Owners are often flooded with information on how to train their dogs. Should you use an all positive method, should you use a negative approach or should it be balanced?
The key is to be fair to your dog – if your dog does not understand what is required of it, rethink how you are communicating with your dog on what you do want.
Dogs are a different species and us humans, need to remember this.
Bottom line is, whichever method you use, everything that you teach your dog is based on the consistency of the rules, along with whether the consequence mattered to the dog.
Positive reinforcement needs to mean something to your dog. If you are luring your dog into a particular position using food and your dog is not food motivated, then you may either be training your dog at the wrong time (eg – when it is full from a meal) or the treat you are using is not tempting enough for your dog. For example, trying to use a carrot stick to lure a lion would be a pretty redundant excercise.
Learn how to read your dog. If it does not appreciate being given affection as a positive reinforcer, it would get bored of training quickly and lose motivation. Common positive reinforcement come in the form of food, toys and affection.
Giving these things to your dog without having to work for it, will devalue the reinforcements. Also, leaving it out all the time also means that the dog would have access to it on it’s terms and not yours. Therefore, if a type of positive reinforcement does not seem to work for your dog, try making it scarce to increase the value. Like us, dogs tend to value things when it has to be earned or it is scarce in nature.
On the flip side, saying NO to your dog is not necessarily a bad thing. Imagine going through your entire life and never being told no for undesirable behaviours. Dogs (just like humans) are opportunistic and will test the boundaries whenever they are given inconsistent messages.
Negative consequences will also need to matter. If you are constantly talking to your dog and telling it off verbally does not seem to have an effect, the dog is never going to learn that it is being told off for an unwanted behaviour. It is like how we tend to ignore someone that has been nagging us for weeks!
Akin it to speeding whilst drink driving, but the consequence is a measly $10 fine for the offence. You are quite likely to repeat that irresponsible and undesirable behaviour due to the lack of consequences. However, if the consequence was jail time and a revoked driving license for the offence, it is quite likely that you will vow not to repeat this unsavory behaviour. Why? Because the latter consequence was effective enough to ensure that you understood that it was wrong, and there are consequences for not playing by the rule book.
Every dog is different and will respond differently to various methods. Even at different stages of it's life and learning stages, learning methodologies for a dog can change.
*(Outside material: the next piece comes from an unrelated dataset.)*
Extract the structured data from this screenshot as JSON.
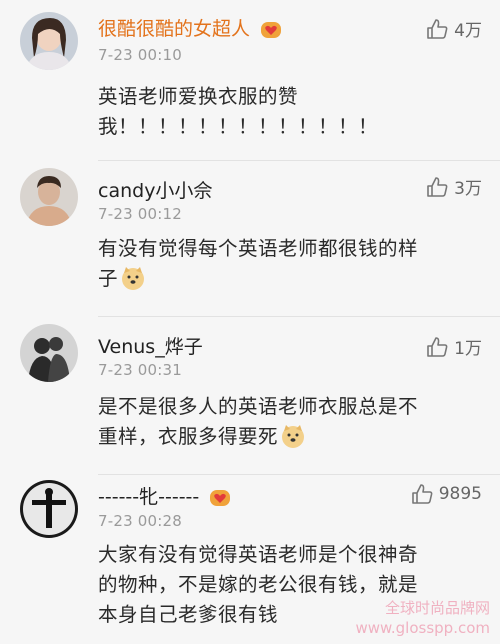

Be flexible with the methods you use, and as long as it’s effective, your dog would start to understand what is expected of it.
If you are ever in doubt or confused about the different methods, hire a professional dog trainer or dog behaviourist to advise what may work best for you and your dog.